Data extracts:
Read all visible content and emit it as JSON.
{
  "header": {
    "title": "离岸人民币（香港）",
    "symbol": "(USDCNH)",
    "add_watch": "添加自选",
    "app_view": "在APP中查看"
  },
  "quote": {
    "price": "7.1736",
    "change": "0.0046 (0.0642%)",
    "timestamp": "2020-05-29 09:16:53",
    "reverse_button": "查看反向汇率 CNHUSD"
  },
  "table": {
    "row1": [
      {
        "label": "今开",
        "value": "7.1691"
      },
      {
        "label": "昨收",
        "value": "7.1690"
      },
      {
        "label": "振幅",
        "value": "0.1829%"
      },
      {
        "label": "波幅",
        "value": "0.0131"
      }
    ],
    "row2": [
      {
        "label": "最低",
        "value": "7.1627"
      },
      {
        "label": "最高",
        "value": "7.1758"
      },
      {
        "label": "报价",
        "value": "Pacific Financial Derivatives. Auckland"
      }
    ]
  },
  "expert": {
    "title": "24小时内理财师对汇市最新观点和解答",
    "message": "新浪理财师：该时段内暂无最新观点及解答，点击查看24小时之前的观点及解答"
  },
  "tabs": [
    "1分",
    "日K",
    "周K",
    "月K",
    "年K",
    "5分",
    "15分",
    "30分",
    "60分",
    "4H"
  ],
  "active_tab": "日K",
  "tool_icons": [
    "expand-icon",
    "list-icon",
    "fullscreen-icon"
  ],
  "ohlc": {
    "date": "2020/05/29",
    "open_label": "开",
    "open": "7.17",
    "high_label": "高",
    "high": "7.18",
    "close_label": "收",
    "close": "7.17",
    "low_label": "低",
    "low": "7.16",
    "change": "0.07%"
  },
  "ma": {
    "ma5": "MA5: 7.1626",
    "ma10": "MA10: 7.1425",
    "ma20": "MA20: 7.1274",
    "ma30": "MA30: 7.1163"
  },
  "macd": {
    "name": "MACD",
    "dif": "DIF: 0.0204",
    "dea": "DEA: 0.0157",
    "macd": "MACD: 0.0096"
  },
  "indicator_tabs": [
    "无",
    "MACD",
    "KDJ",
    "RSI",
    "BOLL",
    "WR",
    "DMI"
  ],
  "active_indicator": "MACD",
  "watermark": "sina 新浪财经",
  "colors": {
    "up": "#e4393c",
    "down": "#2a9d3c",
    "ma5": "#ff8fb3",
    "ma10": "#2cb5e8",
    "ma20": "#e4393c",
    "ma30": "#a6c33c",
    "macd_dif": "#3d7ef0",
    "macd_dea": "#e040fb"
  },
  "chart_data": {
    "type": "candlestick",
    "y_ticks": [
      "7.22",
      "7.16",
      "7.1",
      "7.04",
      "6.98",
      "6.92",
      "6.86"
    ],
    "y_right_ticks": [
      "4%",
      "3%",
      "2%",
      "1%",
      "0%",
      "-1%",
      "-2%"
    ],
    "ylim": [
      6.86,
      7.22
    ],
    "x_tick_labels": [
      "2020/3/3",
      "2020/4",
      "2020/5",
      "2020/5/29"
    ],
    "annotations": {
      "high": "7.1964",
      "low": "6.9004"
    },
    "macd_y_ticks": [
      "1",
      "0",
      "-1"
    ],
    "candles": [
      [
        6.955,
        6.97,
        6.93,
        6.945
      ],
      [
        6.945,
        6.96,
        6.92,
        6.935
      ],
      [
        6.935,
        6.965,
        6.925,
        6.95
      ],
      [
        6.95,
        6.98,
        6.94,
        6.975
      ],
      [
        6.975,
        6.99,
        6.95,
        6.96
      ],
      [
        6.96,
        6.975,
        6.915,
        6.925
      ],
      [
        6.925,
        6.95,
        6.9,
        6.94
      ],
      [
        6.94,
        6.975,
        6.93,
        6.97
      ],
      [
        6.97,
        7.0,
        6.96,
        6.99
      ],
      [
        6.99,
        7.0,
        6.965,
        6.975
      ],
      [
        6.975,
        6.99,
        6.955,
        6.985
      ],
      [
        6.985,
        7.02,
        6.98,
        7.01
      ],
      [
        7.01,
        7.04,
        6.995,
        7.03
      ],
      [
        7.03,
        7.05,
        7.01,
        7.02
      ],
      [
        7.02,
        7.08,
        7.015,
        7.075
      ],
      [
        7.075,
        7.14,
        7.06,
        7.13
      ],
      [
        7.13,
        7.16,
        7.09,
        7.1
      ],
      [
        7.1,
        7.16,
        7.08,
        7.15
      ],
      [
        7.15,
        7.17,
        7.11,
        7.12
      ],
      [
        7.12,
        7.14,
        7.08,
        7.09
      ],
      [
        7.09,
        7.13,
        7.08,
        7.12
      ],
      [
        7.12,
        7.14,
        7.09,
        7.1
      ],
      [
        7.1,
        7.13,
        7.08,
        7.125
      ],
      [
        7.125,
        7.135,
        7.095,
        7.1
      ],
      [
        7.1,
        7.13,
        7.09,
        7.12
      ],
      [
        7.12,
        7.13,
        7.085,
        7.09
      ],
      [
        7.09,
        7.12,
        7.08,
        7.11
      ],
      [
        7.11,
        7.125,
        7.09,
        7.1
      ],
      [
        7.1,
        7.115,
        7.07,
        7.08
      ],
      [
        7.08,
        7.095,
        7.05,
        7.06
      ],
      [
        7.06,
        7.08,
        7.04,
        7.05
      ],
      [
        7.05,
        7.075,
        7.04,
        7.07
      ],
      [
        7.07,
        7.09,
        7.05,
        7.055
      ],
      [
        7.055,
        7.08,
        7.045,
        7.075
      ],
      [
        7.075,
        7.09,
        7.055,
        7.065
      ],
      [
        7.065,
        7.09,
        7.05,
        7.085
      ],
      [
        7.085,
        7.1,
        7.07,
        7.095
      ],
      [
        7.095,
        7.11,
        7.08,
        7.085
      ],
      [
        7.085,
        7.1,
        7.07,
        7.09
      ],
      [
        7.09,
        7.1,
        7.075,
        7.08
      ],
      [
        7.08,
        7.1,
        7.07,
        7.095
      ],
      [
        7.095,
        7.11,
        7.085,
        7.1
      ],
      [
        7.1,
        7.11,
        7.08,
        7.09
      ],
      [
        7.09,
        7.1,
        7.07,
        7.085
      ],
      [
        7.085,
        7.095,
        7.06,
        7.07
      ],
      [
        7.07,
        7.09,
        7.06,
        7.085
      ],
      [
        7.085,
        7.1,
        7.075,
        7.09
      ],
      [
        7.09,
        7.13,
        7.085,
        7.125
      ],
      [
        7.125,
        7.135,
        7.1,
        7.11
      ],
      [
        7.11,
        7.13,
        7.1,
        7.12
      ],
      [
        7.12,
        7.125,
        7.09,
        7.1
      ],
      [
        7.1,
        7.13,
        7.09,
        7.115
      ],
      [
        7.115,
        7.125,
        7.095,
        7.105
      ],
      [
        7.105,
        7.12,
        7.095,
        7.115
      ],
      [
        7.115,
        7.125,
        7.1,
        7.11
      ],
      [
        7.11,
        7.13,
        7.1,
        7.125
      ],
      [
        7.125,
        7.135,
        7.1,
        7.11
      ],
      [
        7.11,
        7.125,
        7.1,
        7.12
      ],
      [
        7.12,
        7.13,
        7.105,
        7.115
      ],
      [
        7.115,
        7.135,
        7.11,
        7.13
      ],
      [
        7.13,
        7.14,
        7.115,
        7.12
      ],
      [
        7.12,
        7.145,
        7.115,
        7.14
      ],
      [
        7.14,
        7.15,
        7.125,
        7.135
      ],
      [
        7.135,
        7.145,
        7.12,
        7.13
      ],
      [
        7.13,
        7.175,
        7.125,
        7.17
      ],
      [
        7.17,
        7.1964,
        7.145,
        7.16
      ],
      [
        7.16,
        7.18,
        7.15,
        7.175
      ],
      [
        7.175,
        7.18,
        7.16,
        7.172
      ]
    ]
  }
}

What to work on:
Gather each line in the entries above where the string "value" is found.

Response:
        "value": "7.1691"
        "value": "7.1690"
        "value": "0.1829%"
        "value": "0.0131"
        "value": "7.1627"
        "value": "7.1758"
        "value": "Pacific Financial Derivatives. Auckland"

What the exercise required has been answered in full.